- The problem -
Every entry below should appear in the answer exactly as written, apart from the pictures.

(Given records Opens)

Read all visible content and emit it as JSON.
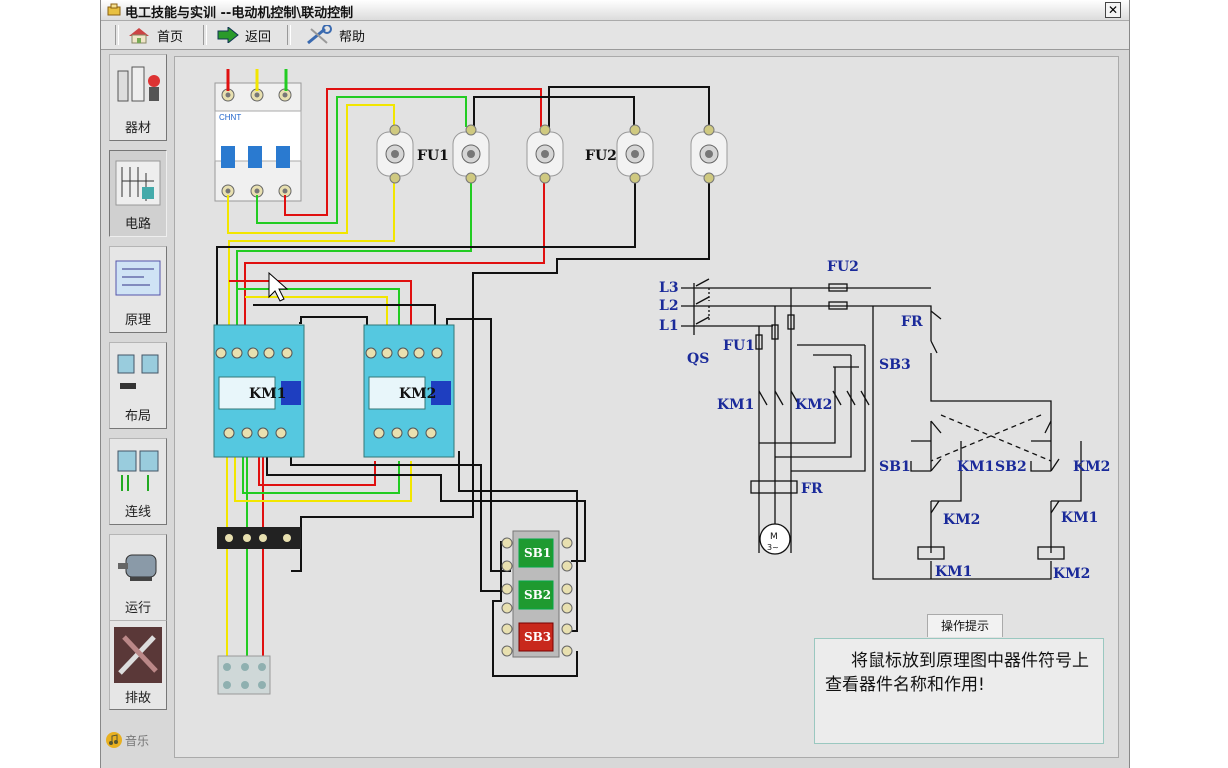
{
  "window": {
    "title": "电工技能与实训 --电动机控制\\联动控制",
    "close_glyph": "✕"
  },
  "toolbar": {
    "home": "首页",
    "back": "返回",
    "help": "帮助"
  },
  "sidebar": {
    "items": [
      {
        "label": "器材"
      },
      {
        "label": "电路"
      },
      {
        "label": "原理"
      },
      {
        "label": "布局"
      },
      {
        "label": "连线"
      },
      {
        "label": "运行"
      },
      {
        "label": "排故"
      }
    ],
    "music": "音乐"
  },
  "wiring": {
    "fu1": "FU1",
    "fu2": "FU2",
    "km1": "KM1",
    "km2": "KM2",
    "sb1": "SB1",
    "sb2": "SB2",
    "sb3": "SB3",
    "breaker_brand": "CHNT"
  },
  "schematic": {
    "l3": "L3",
    "l2": "L2",
    "l1": "L1",
    "qs": "QS",
    "fu1": "FU1",
    "fu2": "FU2",
    "fr_top": "FR",
    "fr_main": "FR",
    "km1_main": "KM1",
    "km2_main": "KM2",
    "sb3": "SB3",
    "sb1": "SB1",
    "km1_hold": "KM1",
    "sb2": "SB2",
    "km2_hold": "KM2",
    "km2_interlock": "KM2",
    "km1_interlock": "KM1",
    "km1_coil": "KM1",
    "km2_coil": "KM2",
    "motor": "M",
    "motor_phase": "3~"
  },
  "hint": {
    "tab": "操作提示",
    "text": "将鼠标放到原理图中器件符号上查看器件名称和作用!"
  },
  "colors": {
    "wire_red": "#e01010",
    "wire_yellow": "#f2e600",
    "wire_green": "#22cc22",
    "wire_black": "#111111",
    "label_blue": "#1a2a9a"
  }
}
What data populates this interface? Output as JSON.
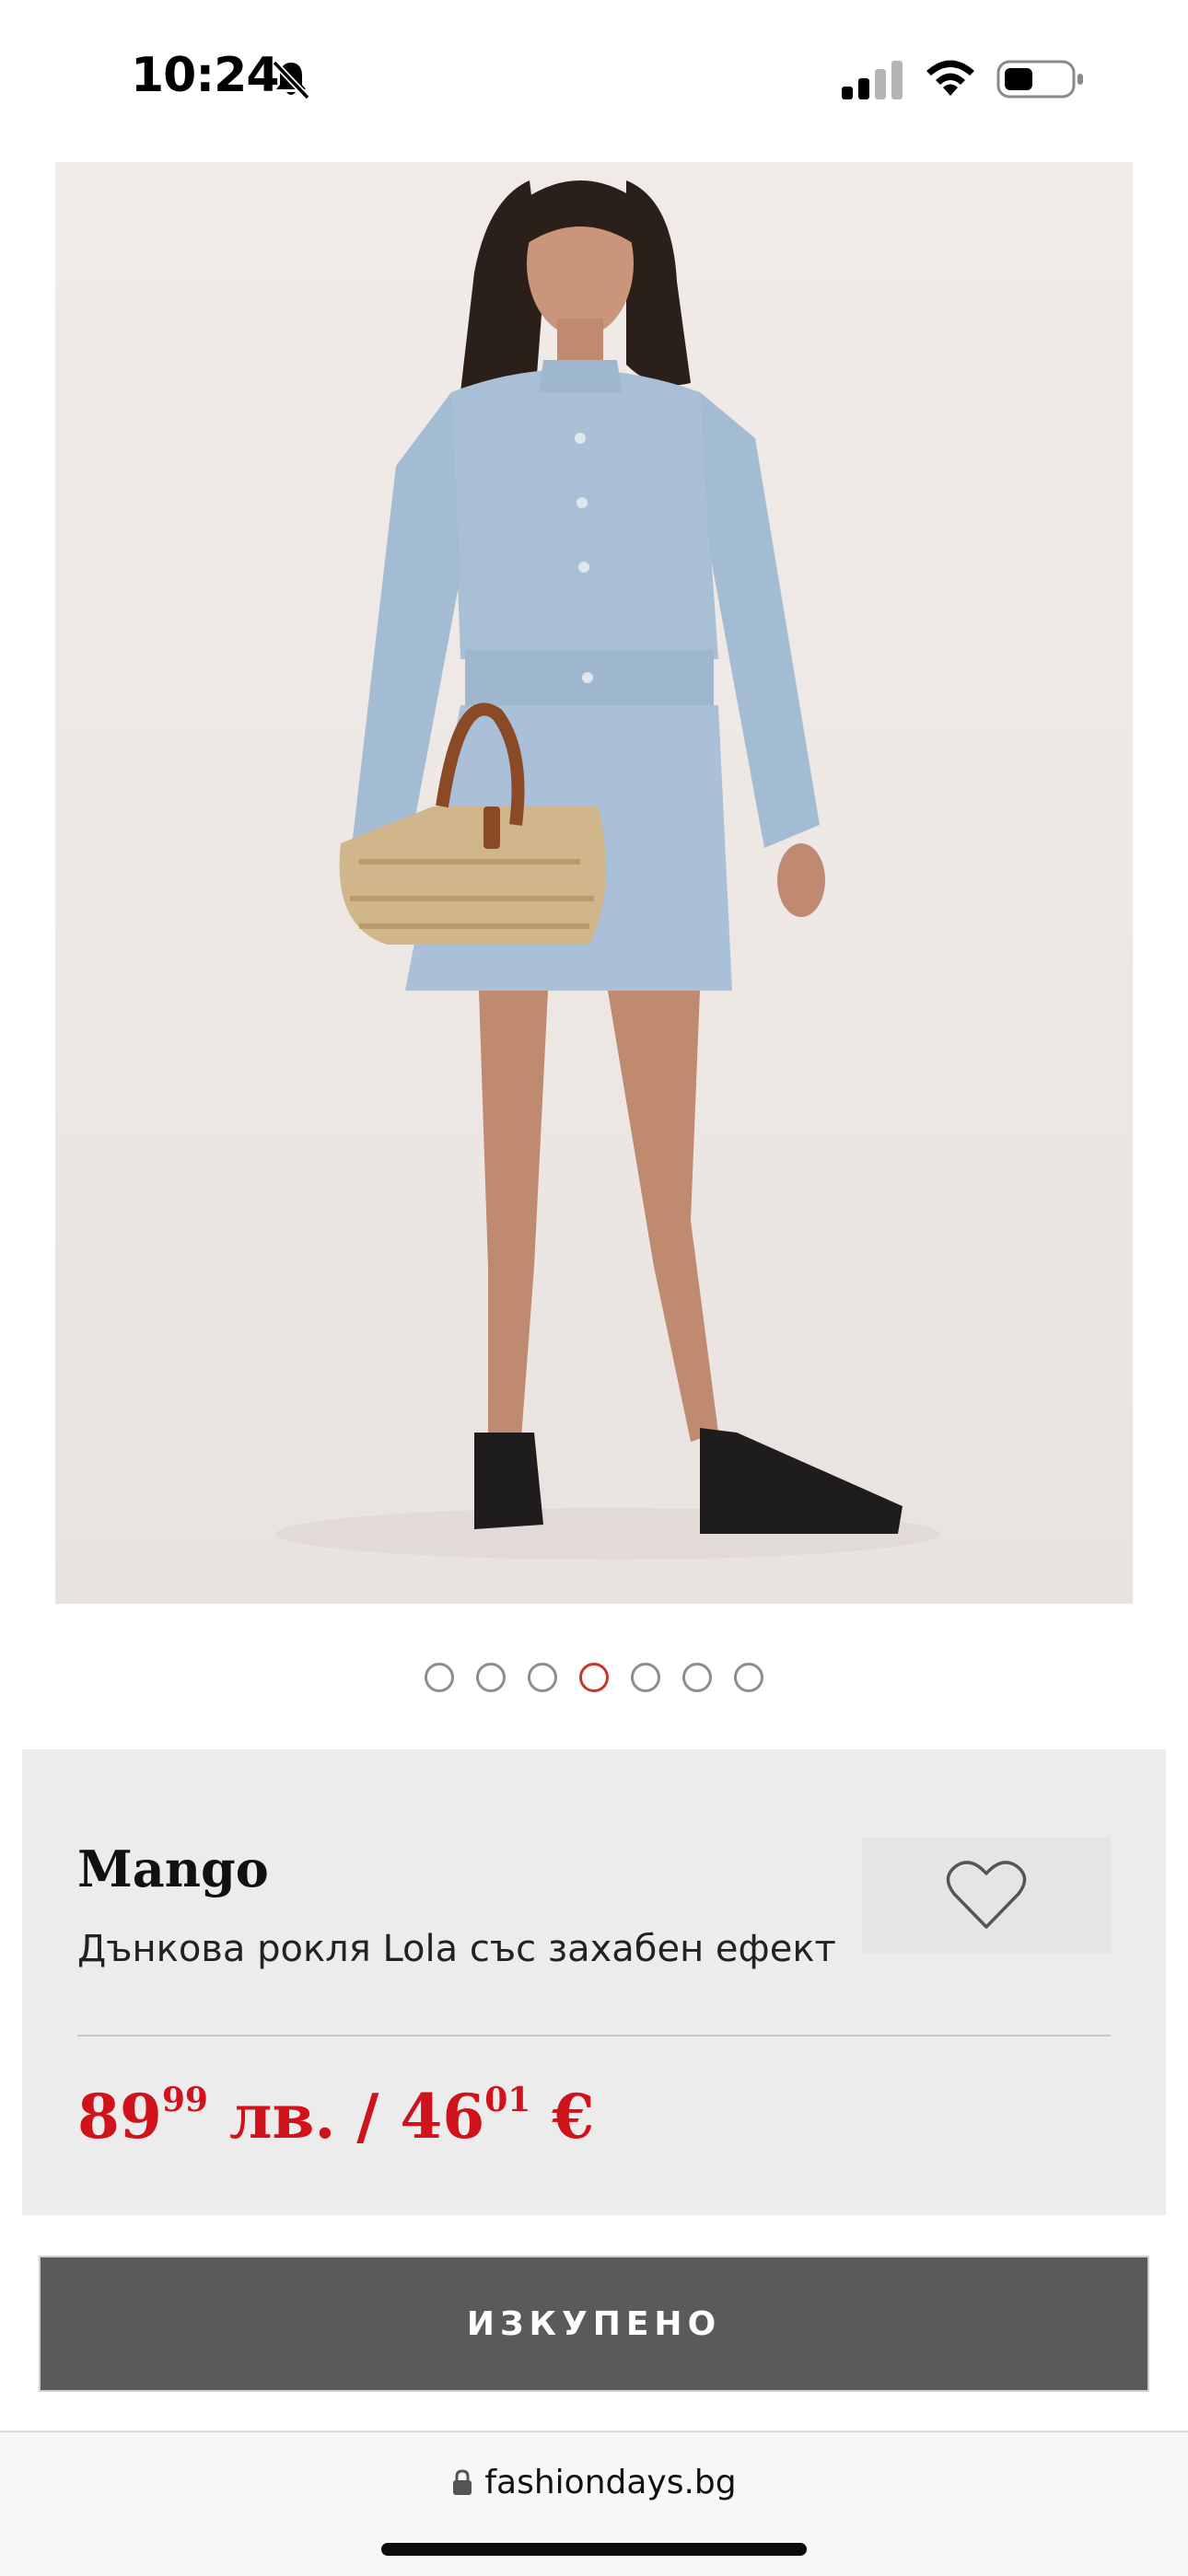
{
  "status_bar": {
    "time": "10:24",
    "icons": [
      "bell-slash-icon",
      "cellular-signal-icon",
      "wifi-icon",
      "battery-icon"
    ]
  },
  "product_image": {
    "description_icon": "product-photo"
  },
  "carousel": {
    "total": 7,
    "active_index": 3
  },
  "product": {
    "brand": "Mango",
    "title": "Дънкова рокля Lola със захабен ефект",
    "price_bgn_main": "89",
    "price_bgn_cents": "99",
    "price_bgn_unit": " лв. / ",
    "price_eur_main": "46",
    "price_eur_cents": "01",
    "price_eur_unit": " €",
    "wishlist_icon": "heart-icon"
  },
  "actions": {
    "sold_out_label": "ИЗКУПЕНО"
  },
  "browser": {
    "url": "fashiondays.bg"
  },
  "colors": {
    "price_red": "#d0121b",
    "active_dot": "#c8352a",
    "button_gray": "#5a5a5a",
    "card_bg": "#ececed"
  }
}
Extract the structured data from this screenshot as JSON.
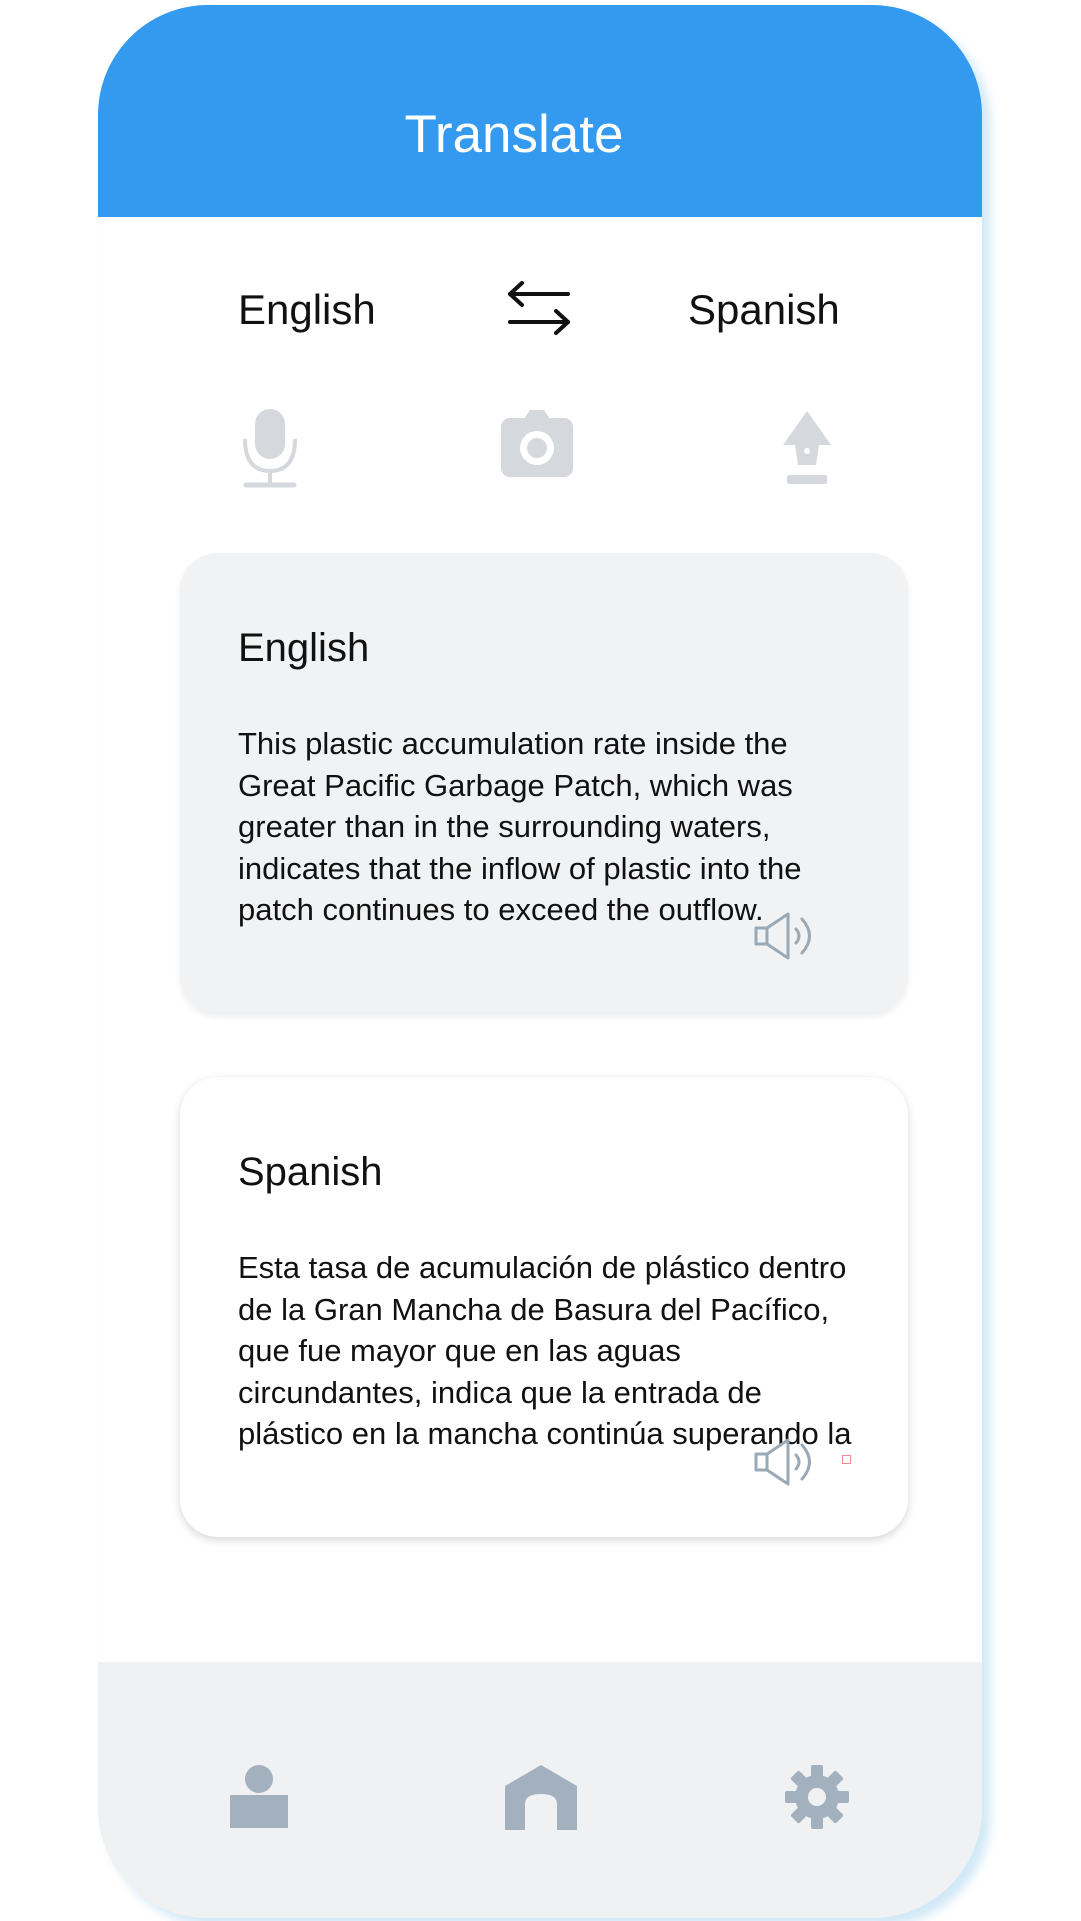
{
  "header": {
    "title": "Translate",
    "background_color": "#339af0"
  },
  "language_bar": {
    "source_language": "English",
    "target_language": "Spanish",
    "swap_icon": "swap-arrows-icon"
  },
  "input_tools": [
    {
      "icon": "microphone-icon"
    },
    {
      "icon": "camera-icon"
    },
    {
      "icon": "pen-icon"
    }
  ],
  "source_card": {
    "label": "English",
    "text": "This plastic accumulation rate inside the Great Pacific Garbage Patch, which was greater than in the surrounding waters, indicates that the inflow of plastic into the patch continues to exceed the outflow.",
    "speaker_icon": "speaker-icon",
    "background_color": "#f1f2f4"
  },
  "target_card": {
    "label": "Spanish",
    "text": "Esta tasa de acumulación de plástico dentro de la Gran Mancha de Basura del Pacífico, que fue mayor que en las aguas circundantes, indica que la entrada de plástico en la mancha continúa superando la salida.",
    "speaker_icon": "speaker-icon",
    "background_color": "#ffffff"
  },
  "bottom_nav": [
    {
      "icon": "user-icon"
    },
    {
      "icon": "home-icon"
    },
    {
      "icon": "gear-icon"
    }
  ],
  "colors": {
    "icon_light": "#d5d8dc",
    "icon_nav": "#a3b1bf",
    "speaker_stroke": "#9aa9b6",
    "bottom_bar": "#eff1f3"
  }
}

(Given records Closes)

- Written response -
Read all visible content and emit it as JSON.
{
  "window": {
    "title": "电工技能与实训 --电动机控制\\联动控制",
    "close_glyph": "✕"
  },
  "toolbar": {
    "home": "首页",
    "back": "返回",
    "help": "帮助"
  },
  "sidebar": {
    "items": [
      {
        "label": "器材"
      },
      {
        "label": "电路"
      },
      {
        "label": "原理"
      },
      {
        "label": "布局"
      },
      {
        "label": "连线"
      },
      {
        "label": "运行"
      },
      {
        "label": "排故"
      }
    ],
    "music": "音乐"
  },
  "wiring": {
    "fu1": "FU1",
    "fu2": "FU2",
    "km1": "KM1",
    "km2": "KM2",
    "sb1": "SB1",
    "sb2": "SB2",
    "sb3": "SB3",
    "breaker_brand": "CHNT"
  },
  "schematic": {
    "l3": "L3",
    "l2": "L2",
    "l1": "L1",
    "qs": "QS",
    "fu1": "FU1",
    "fu2": "FU2",
    "fr_top": "FR",
    "fr_main": "FR",
    "km1_main": "KM1",
    "km2_main": "KM2",
    "sb3": "SB3",
    "sb1": "SB1",
    "km1_hold": "KM1",
    "sb2": "SB2",
    "km2_hold": "KM2",
    "km2_interlock": "KM2",
    "km1_interlock": "KM1",
    "km1_coil": "KM1",
    "km2_coil": "KM2",
    "motor": "M",
    "motor_phase": "3~"
  },
  "hint": {
    "tab": "操作提示",
    "text": "将鼠标放到原理图中器件符号上查看器件名称和作用!"
  },
  "colors": {
    "wire_red": "#e01010",
    "wire_yellow": "#f2e600",
    "wire_green": "#22cc22",
    "wire_black": "#111111",
    "label_blue": "#1a2a9a"
  }
}
What data populates this interface? Output as JSON.
{
  "status_bar": {
    "time": "10:24",
    "icons": [
      "bell-slash-icon",
      "cellular-signal-icon",
      "wifi-icon",
      "battery-icon"
    ]
  },
  "product_image": {
    "description_icon": "product-photo"
  },
  "carousel": {
    "total": 7,
    "active_index": 3
  },
  "product": {
    "brand": "Mango",
    "title": "Дънкова рокля Lola със захабен ефект",
    "price_bgn_main": "89",
    "price_bgn_cents": "99",
    "price_bgn_unit": " лв. / ",
    "price_eur_main": "46",
    "price_eur_cents": "01",
    "price_eur_unit": " €",
    "wishlist_icon": "heart-icon"
  },
  "actions": {
    "sold_out_label": "ИЗКУПЕНО"
  },
  "browser": {
    "url": "fashiondays.bg"
  },
  "colors": {
    "price_red": "#d0121b",
    "active_dot": "#c8352a",
    "button_gray": "#5a5a5a",
    "card_bg": "#ececed"
  }
}
Extract the structured data from this screenshot as JSON.
{
  "header": {
    "title": "Translate",
    "background_color": "#339af0"
  },
  "language_bar": {
    "source_language": "English",
    "target_language": "Spanish",
    "swap_icon": "swap-arrows-icon"
  },
  "input_tools": [
    {
      "icon": "microphone-icon"
    },
    {
      "icon": "camera-icon"
    },
    {
      "icon": "pen-icon"
    }
  ],
  "source_card": {
    "label": "English",
    "text": "This plastic accumulation rate inside the Great Pacific Garbage Patch, which was greater than in the surrounding waters, indicates that the inflow of plastic into the patch continues to exceed the outflow.",
    "speaker_icon": "speaker-icon",
    "background_color": "#f1f2f4"
  },
  "target_card": {
    "label": "Spanish",
    "text": "Esta tasa de acumulación de plástico dentro de la Gran Mancha de Basura del Pacífico, que fue mayor que en las aguas circundantes, indica que la entrada de plástico en la mancha continúa superando la salida.",
    "speaker_icon": "speaker-icon",
    "background_color": "#ffffff"
  },
  "bottom_nav": [
    {
      "icon": "user-icon"
    },
    {
      "icon": "home-icon"
    },
    {
      "icon": "gear-icon"
    }
  ],
  "colors": {
    "icon_light": "#d5d8dc",
    "icon_nav": "#a3b1bf",
    "speaker_stroke": "#9aa9b6",
    "bottom_bar": "#eff1f3"
  }
}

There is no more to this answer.